ABOUT THIS EXERCISE:
Copy every entry below, exactly and in full.

RECORDS TO USE:
------------------------------------------------
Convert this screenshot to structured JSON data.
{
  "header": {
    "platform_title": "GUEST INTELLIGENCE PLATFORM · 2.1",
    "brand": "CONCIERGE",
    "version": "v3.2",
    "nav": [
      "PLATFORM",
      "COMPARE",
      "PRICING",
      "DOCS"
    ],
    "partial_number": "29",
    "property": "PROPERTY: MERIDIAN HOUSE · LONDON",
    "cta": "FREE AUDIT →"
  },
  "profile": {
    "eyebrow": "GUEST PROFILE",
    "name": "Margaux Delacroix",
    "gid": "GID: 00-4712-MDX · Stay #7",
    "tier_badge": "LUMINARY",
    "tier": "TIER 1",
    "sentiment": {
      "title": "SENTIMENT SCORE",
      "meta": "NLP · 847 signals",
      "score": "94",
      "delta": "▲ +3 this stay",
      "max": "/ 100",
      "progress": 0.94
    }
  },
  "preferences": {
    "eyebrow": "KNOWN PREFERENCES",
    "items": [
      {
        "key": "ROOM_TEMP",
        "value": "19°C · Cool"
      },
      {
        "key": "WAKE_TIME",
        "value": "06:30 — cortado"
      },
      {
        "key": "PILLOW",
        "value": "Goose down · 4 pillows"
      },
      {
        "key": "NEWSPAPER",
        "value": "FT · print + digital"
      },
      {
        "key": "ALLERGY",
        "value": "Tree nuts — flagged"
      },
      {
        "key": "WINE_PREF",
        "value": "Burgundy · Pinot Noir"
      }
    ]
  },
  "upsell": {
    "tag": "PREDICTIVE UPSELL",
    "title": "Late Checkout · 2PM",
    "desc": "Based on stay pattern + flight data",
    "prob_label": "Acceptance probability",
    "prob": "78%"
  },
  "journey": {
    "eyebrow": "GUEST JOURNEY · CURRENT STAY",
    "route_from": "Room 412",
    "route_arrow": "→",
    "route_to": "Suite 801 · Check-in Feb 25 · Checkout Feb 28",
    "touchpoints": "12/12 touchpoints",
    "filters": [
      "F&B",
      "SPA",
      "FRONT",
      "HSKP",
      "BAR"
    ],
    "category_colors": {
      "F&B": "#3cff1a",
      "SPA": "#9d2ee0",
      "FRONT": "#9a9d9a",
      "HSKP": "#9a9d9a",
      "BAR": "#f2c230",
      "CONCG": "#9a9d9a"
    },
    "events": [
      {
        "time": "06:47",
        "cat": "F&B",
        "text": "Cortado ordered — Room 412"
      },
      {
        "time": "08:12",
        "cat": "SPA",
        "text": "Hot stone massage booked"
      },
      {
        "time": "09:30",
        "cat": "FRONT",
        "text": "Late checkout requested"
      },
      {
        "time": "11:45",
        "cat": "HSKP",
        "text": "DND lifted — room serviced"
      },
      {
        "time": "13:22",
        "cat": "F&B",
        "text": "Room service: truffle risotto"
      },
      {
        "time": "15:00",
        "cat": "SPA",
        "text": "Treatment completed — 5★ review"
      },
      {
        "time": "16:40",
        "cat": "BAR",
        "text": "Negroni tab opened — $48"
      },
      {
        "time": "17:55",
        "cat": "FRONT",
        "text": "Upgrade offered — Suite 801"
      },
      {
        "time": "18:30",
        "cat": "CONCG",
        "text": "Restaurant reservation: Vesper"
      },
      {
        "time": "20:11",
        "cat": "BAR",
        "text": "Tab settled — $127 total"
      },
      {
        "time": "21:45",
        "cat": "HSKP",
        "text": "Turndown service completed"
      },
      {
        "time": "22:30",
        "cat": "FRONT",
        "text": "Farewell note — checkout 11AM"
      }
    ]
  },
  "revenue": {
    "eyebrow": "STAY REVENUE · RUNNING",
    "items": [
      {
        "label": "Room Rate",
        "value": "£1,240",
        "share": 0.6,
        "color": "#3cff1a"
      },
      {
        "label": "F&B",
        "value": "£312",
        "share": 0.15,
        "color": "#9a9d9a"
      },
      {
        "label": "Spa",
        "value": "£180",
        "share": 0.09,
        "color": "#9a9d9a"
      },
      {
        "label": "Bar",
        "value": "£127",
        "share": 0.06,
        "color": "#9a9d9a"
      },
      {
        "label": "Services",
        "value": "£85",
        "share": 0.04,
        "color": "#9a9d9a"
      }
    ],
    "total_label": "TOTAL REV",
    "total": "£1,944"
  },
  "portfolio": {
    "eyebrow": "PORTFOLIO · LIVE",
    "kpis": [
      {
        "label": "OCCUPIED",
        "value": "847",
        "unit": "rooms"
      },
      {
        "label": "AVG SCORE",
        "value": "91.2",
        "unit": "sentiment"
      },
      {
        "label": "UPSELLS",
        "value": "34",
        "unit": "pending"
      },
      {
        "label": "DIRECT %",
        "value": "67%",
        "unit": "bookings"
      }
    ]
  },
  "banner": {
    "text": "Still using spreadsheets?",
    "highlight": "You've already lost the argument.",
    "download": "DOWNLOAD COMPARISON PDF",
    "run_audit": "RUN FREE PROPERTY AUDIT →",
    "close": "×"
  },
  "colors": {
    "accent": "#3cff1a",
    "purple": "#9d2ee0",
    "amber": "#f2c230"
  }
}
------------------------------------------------
EXERCISE RESPONSE:
Convert this screenshot to structured JSON data.
{
  "header": {
    "platform_title": "GUEST INTELLIGENCE PLATFORM · 2.1",
    "brand": "CONCIERGE",
    "version": "v3.2",
    "nav": [
      "PLATFORM",
      "COMPARE",
      "PRICING",
      "DOCS"
    ],
    "partial_number": "29",
    "property": "PROPERTY: MERIDIAN HOUSE · LONDON",
    "cta": "FREE AUDIT →"
  },
  "profile": {
    "eyebrow": "GUEST PROFILE",
    "name": "Margaux Delacroix",
    "gid": "GID: 00-4712-MDX · Stay #7",
    "tier_badge": "LUMINARY",
    "tier": "TIER 1",
    "sentiment": {
      "title": "SENTIMENT SCORE",
      "meta": "NLP · 847 signals",
      "score": "94",
      "delta": "▲ +3 this stay",
      "max": "/ 100",
      "progress": 0.94
    }
  },
  "preferences": {
    "eyebrow": "KNOWN PREFERENCES",
    "items": [
      {
        "key": "ROOM_TEMP",
        "value": "19°C · Cool"
      },
      {
        "key": "WAKE_TIME",
        "value": "06:30 — cortado"
      },
      {
        "key": "PILLOW",
        "value": "Goose down · 4 pillows"
      },
      {
        "key": "NEWSPAPER",
        "value": "FT · print + digital"
      },
      {
        "key": "ALLERGY",
        "value": "Tree nuts — flagged"
      },
      {
        "key": "WINE_PREF",
        "value": "Burgundy · Pinot Noir"
      }
    ]
  },
  "upsell": {
    "tag": "PREDICTIVE UPSELL",
    "title": "Late Checkout · 2PM",
    "desc": "Based on stay pattern + flight data",
    "prob_label": "Acceptance probability",
    "prob": "78%"
  },
  "journey": {
    "eyebrow": "GUEST JOURNEY · CURRENT STAY",
    "route_from": "Room 412",
    "route_arrow": "→",
    "route_to": "Suite 801 · Check-in Feb 25 · Checkout Feb 28",
    "touchpoints": "12/12 touchpoints",
    "filters": [
      "F&B",
      "SPA",
      "FRONT",
      "HSKP",
      "BAR"
    ],
    "category_colors": {
      "F&B": "#3cff1a",
      "SPA": "#9d2ee0",
      "FRONT": "#9a9d9a",
      "HSKP": "#9a9d9a",
      "BAR": "#f2c230",
      "CONCG": "#9a9d9a"
    },
    "events": [
      {
        "time": "06:47",
        "cat": "F&B",
        "text": "Cortado ordered — Room 412"
      },
      {
        "time": "08:12",
        "cat": "SPA",
        "text": "Hot stone massage booked"
      },
      {
        "time": "09:30",
        "cat": "FRONT",
        "text": "Late checkout requested"
      },
      {
        "time": "11:45",
        "cat": "HSKP",
        "text": "DND lifted — room serviced"
      },
      {
        "time": "13:22",
        "cat": "F&B",
        "text": "Room service: truffle risotto"
      },
      {
        "time": "15:00",
        "cat": "SPA",
        "text": "Treatment completed — 5★ review"
      },
      {
        "time": "16:40",
        "cat": "BAR",
        "text": "Negroni tab opened — $48"
      },
      {
        "time": "17:55",
        "cat": "FRONT",
        "text": "Upgrade offered — Suite 801"
      },
      {
        "time": "18:30",
        "cat": "CONCG",
        "text": "Restaurant reservation: Vesper"
      },
      {
        "time": "20:11",
        "cat": "BAR",
        "text": "Tab settled — $127 total"
      },
      {
        "time": "21:45",
        "cat": "HSKP",
        "text": "Turndown service completed"
      },
      {
        "time": "22:30",
        "cat": "FRONT",
        "text": "Farewell note — checkout 11AM"
      }
    ]
  },
  "revenue": {
    "eyebrow": "STAY REVENUE · RUNNING",
    "items": [
      {
        "label": "Room Rate",
        "value": "£1,240",
        "share": 0.6,
        "color": "#3cff1a"
      },
      {
        "label": "F&B",
        "value": "£312",
        "share": 0.15,
        "color": "#9a9d9a"
      },
      {
        "label": "Spa",
        "value": "£180",
        "share": 0.09,
        "color": "#9a9d9a"
      },
      {
        "label": "Bar",
        "value": "£127",
        "share": 0.06,
        "color": "#9a9d9a"
      },
      {
        "label": "Services",
        "value": "£85",
        "share": 0.04,
        "color": "#9a9d9a"
      }
    ],
    "total_label": "TOTAL REV",
    "total": "£1,944"
  },
  "portfolio": {
    "eyebrow": "PORTFOLIO · LIVE",
    "kpis": [
      {
        "label": "OCCUPIED",
        "value": "847",
        "unit": "rooms"
      },
      {
        "label": "AVG SCORE",
        "value": "91.2",
        "unit": "sentiment"
      },
      {
        "label": "UPSELLS",
        "value": "34",
        "unit": "pending"
      },
      {
        "label": "DIRECT %",
        "value": "67%",
        "unit": "bookings"
      }
    ]
  },
  "banner": {
    "text": "Still using spreadsheets?",
    "highlight": "You've already lost the argument.",
    "download": "DOWNLOAD COMPARISON PDF",
    "run_audit": "RUN FREE PROPERTY AUDIT →",
    "close": "×"
  },
  "colors": {
    "accent": "#3cff1a",
    "purple": "#9d2ee0",
    "amber": "#f2c230"
  }
}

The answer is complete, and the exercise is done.